We visited two caves here in the Black Hills – Jewel Cave, a national monument and Wind Cave, a national park. These caves are both huge in terms of the total length of their passages. Jewel Cave has nearly 170 miles of passages and Wind Cave 140. These passages are very dense and not stretched out over much distance. As such, the caves are described as maze caves. As the caves have huge volumes of passages and very small natural openings, the caves “breathe” very strongly in or out with changes in atmospheric pressure.
The day we went to Jewel Cave the weather was threatening rain, so it seemed like a good day to go under ground. Unfortunately, many other people visiting the Black Hills had the same idea. The only tour we could join was one which only went down an elevator and into one large room. And worse yet, we got caught in a hail storm on the trip back. We have had hail three times in the two weeks we have been here.
We secured a longer tour of Wind Cave, but neither of these caves have formations of the types you would see in Carlsbad or the Caverns of Sonora. In caves that have a lot of formations as ground water slowly seeps down and into the cave it picks up minerals and deposits those minerals in the cave as stalactites and stalagmites and other beautiful formations. Evidently, there aren’t enough minerals the the ground above these caves. Wind Cave does have some very unique formations called boxwork consisting of thin calcite fins looking like a honeycomb divider in a cardboard box. And we also saw an impressive flow stone formation.

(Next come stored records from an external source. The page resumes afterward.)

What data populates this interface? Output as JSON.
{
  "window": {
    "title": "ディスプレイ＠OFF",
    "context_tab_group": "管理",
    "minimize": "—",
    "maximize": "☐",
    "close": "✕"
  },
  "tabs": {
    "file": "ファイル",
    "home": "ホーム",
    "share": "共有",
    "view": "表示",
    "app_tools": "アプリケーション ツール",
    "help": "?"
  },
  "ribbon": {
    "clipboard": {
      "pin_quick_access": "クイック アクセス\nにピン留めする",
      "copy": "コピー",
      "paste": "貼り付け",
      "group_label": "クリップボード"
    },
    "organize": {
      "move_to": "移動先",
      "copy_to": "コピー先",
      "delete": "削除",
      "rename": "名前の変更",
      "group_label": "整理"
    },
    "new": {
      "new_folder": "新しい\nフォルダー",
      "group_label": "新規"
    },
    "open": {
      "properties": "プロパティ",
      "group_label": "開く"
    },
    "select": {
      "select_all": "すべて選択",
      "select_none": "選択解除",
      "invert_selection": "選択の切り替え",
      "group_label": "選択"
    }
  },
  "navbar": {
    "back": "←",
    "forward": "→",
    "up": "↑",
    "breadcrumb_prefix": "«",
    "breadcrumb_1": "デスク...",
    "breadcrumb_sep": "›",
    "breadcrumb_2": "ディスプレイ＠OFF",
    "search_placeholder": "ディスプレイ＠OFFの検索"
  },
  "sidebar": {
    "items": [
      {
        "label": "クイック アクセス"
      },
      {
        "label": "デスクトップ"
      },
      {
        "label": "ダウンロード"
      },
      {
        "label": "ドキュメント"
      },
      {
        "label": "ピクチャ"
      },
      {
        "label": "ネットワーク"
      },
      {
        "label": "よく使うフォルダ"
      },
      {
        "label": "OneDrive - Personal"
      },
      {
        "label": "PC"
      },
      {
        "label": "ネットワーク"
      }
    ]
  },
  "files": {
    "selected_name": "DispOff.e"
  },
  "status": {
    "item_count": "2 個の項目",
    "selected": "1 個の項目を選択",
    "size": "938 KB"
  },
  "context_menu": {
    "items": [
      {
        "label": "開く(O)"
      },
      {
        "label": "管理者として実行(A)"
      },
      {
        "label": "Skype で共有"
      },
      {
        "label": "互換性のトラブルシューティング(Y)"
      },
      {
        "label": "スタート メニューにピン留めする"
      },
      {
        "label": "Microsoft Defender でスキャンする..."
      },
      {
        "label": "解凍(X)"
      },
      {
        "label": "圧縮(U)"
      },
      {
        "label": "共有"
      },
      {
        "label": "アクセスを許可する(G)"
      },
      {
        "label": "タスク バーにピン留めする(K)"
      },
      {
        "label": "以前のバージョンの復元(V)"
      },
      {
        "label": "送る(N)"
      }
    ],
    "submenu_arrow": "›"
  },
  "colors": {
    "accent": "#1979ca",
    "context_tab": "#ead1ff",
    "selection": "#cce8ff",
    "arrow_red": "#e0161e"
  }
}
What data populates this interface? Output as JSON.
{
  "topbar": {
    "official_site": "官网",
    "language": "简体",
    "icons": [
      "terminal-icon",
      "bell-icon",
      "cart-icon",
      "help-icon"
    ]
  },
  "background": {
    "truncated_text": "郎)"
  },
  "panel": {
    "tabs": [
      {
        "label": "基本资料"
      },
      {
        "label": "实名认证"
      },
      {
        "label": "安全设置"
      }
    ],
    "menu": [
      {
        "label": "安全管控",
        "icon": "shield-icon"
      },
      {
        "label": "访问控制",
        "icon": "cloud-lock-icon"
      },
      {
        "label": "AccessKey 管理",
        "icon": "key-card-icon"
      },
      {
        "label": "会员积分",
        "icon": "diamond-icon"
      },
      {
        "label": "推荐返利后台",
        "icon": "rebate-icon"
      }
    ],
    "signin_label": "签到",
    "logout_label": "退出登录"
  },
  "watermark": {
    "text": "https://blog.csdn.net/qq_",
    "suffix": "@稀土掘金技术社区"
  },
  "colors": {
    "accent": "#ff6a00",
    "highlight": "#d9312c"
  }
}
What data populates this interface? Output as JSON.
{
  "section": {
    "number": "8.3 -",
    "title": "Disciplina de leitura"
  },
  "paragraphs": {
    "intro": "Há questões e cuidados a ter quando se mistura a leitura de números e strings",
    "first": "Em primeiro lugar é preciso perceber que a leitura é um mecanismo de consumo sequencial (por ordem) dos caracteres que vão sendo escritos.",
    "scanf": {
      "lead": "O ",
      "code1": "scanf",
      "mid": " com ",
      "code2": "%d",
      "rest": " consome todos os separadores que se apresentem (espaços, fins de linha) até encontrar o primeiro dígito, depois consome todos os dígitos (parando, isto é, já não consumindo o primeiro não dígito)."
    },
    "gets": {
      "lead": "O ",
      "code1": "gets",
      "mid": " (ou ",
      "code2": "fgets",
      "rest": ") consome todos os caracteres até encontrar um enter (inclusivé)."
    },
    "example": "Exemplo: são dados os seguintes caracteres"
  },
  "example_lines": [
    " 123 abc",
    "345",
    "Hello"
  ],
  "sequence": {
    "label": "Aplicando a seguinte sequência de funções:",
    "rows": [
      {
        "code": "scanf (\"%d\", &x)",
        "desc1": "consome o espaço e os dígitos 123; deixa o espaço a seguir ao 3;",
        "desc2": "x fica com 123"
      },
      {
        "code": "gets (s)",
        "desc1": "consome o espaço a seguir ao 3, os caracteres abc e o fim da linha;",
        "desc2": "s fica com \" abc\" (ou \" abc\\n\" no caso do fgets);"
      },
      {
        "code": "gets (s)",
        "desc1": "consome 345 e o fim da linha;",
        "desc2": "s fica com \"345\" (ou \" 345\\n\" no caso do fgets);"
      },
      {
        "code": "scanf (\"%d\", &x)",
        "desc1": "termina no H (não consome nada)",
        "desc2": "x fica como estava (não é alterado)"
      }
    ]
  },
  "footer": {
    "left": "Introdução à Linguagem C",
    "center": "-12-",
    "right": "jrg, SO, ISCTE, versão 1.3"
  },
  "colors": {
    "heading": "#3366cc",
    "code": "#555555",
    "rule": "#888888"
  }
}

After four caves in four months, we are about caved out now. It may have to be something pretty spectacular to get us back under the ground again. But we did see more buffalo and another prairie dog town. This little guy definitely wasn’t happy with me taking the picture. He was barking to the the other dogs, “where are my royalties for these pictures”.